GOAL OF THE EXERCISE
Across all of the records below, determine the number of lines containing the string "title"; reply with that number only.

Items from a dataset

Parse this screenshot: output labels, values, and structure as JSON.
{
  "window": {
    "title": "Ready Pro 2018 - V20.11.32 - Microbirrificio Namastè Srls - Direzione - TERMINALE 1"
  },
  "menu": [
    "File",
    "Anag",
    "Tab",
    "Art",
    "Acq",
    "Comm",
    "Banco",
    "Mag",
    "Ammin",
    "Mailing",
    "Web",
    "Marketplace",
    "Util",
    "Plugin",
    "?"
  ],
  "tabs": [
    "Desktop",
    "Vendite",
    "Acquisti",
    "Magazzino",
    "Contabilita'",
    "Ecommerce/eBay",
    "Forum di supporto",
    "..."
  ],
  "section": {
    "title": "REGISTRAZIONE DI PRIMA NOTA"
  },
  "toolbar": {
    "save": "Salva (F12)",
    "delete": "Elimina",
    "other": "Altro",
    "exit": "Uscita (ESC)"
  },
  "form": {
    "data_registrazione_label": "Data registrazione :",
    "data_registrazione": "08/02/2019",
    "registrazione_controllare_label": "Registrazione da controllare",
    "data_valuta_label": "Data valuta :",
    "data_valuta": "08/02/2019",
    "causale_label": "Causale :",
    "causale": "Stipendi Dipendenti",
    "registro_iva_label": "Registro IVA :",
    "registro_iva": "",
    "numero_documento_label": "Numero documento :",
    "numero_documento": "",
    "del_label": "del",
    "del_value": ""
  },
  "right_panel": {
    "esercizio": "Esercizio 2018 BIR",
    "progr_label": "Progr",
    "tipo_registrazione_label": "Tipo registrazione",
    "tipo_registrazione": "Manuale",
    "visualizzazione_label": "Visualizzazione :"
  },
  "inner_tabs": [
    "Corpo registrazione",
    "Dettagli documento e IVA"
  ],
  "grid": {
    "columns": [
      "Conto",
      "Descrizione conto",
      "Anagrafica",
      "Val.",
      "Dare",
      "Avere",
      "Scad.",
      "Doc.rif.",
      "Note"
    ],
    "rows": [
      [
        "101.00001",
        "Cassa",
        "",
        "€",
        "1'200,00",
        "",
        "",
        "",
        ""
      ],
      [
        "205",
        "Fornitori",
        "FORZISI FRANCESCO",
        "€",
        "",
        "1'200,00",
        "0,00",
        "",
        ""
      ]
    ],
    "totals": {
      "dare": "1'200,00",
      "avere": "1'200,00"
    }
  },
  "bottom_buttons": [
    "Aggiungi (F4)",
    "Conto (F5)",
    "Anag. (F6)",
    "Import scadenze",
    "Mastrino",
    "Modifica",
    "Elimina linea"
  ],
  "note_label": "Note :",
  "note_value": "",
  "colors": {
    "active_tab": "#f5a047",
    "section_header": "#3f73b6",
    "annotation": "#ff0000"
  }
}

RESPONSE AREA
2